BEGIN

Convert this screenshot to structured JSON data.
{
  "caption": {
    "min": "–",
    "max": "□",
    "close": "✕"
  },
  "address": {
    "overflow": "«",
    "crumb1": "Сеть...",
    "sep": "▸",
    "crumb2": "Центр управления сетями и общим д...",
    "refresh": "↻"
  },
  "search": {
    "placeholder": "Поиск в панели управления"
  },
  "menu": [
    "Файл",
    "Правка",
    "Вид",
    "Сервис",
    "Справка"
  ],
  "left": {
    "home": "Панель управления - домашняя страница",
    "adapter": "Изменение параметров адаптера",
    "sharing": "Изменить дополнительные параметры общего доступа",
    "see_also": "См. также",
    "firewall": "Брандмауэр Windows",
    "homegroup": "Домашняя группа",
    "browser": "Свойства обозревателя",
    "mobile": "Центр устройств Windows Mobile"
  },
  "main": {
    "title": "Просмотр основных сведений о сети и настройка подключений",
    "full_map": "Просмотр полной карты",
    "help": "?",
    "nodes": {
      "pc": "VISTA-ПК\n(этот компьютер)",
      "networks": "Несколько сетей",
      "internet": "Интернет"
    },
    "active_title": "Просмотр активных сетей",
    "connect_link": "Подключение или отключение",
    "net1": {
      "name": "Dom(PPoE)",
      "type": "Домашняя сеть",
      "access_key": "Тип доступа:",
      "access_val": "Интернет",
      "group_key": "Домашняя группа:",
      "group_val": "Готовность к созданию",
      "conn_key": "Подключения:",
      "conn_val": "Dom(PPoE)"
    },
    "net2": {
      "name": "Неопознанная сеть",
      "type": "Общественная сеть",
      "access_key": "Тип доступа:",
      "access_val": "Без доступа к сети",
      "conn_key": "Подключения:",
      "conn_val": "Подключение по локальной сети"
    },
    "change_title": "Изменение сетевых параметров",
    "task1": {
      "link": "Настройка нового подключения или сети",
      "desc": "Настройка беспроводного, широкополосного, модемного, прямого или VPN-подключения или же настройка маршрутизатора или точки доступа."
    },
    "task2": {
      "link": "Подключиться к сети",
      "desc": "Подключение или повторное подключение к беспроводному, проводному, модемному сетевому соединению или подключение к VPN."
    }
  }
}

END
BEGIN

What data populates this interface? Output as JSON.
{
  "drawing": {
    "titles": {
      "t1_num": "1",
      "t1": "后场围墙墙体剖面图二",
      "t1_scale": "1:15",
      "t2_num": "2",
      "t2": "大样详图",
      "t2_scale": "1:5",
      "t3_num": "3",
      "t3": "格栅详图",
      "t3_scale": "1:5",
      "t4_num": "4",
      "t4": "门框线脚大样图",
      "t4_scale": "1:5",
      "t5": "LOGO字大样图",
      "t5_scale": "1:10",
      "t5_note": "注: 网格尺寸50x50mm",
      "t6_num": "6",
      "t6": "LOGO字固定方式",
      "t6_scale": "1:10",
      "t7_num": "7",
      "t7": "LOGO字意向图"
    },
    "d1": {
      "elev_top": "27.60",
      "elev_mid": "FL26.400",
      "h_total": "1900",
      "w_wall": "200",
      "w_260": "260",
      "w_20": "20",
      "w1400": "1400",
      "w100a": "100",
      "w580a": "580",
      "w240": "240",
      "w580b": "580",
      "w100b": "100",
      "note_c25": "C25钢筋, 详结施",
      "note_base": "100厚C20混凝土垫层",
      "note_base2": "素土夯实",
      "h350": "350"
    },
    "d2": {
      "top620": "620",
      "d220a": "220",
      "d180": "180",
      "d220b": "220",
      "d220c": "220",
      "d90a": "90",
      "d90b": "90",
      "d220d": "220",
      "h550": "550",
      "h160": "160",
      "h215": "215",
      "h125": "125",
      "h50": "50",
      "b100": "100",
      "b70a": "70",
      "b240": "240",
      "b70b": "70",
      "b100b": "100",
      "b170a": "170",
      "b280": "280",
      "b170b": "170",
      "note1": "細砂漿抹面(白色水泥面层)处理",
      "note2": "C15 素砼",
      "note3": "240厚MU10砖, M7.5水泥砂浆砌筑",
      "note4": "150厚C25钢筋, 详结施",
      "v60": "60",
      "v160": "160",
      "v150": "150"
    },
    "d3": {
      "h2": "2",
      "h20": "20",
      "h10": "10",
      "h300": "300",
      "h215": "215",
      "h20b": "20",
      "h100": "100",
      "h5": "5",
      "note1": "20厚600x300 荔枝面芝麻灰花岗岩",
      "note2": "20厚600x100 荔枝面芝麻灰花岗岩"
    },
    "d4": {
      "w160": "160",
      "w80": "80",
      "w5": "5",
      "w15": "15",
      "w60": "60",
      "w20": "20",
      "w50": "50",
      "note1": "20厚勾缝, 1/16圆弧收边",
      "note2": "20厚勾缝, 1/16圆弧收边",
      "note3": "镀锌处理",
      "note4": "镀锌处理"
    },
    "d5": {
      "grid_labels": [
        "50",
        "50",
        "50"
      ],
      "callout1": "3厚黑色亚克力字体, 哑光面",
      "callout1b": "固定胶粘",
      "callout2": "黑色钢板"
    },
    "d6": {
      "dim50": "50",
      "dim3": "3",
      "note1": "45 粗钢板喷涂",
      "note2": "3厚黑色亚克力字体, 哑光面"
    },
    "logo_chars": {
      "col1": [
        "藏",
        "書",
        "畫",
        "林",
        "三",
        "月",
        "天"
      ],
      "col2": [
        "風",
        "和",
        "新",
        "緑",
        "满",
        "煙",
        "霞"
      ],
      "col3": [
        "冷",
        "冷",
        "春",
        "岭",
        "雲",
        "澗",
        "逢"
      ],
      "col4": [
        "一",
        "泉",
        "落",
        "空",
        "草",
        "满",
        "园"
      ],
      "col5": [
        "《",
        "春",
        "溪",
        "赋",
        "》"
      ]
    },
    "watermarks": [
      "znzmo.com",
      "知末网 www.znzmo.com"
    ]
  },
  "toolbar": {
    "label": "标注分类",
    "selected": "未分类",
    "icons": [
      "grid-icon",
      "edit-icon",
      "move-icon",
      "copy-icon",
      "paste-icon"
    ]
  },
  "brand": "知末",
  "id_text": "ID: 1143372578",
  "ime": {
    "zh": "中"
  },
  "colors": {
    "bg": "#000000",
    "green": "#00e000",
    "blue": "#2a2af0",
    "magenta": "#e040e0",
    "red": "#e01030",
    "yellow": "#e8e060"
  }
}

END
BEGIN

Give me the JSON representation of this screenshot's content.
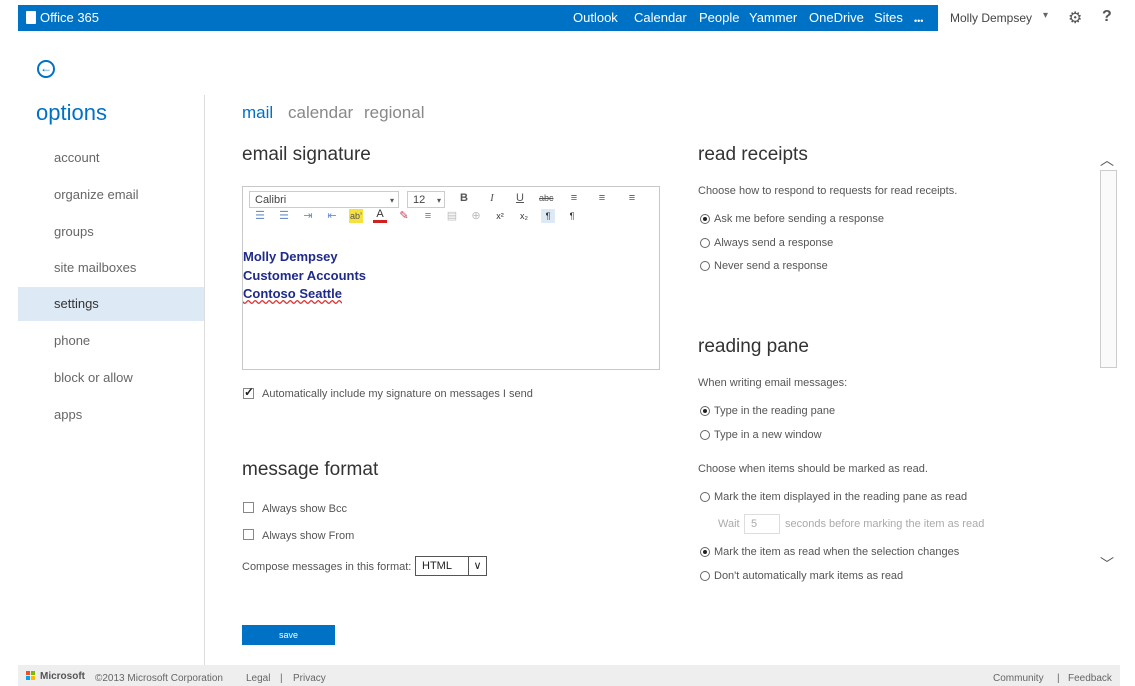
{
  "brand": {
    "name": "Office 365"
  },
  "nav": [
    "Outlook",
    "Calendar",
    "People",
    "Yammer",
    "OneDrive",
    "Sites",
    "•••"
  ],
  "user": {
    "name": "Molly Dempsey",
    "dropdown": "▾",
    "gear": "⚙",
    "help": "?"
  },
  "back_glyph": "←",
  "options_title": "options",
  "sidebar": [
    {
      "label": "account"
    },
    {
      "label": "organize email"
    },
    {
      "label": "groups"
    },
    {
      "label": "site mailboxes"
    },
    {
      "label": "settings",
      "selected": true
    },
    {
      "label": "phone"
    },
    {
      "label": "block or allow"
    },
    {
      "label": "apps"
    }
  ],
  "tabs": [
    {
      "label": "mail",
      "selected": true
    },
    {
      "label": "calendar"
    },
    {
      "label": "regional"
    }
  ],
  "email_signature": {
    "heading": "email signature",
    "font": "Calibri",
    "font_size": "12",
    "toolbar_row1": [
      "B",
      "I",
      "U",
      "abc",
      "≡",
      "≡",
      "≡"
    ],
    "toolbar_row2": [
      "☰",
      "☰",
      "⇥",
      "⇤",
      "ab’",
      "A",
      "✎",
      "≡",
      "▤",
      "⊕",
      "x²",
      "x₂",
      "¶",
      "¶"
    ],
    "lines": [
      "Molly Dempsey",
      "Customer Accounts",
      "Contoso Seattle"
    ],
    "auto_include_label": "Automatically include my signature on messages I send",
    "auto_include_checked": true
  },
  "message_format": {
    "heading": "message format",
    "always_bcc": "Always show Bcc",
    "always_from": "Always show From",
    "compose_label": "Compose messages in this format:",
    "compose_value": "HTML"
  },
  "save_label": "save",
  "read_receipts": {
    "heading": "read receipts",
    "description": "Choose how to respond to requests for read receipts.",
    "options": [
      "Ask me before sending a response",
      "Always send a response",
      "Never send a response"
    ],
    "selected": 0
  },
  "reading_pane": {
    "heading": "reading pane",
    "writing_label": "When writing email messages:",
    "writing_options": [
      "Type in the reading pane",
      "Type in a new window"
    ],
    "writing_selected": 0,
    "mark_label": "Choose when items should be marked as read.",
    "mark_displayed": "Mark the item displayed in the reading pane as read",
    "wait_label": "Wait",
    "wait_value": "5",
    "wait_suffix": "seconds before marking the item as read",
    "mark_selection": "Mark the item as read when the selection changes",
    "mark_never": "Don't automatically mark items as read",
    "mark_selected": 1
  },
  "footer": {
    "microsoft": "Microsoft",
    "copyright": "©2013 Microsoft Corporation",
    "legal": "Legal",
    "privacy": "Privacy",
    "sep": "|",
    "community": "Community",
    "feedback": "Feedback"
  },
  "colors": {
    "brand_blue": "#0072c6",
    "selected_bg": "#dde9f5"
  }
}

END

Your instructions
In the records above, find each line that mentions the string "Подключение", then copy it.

Solution for this exercise
    "connect_link": "Подключение или отключение",
      "conn_val": "Подключение по локальной сети"
      "desc": "Подключение или повторное подключение к беспроводному, проводному, модемному сетевому соединению или подключение к VPN."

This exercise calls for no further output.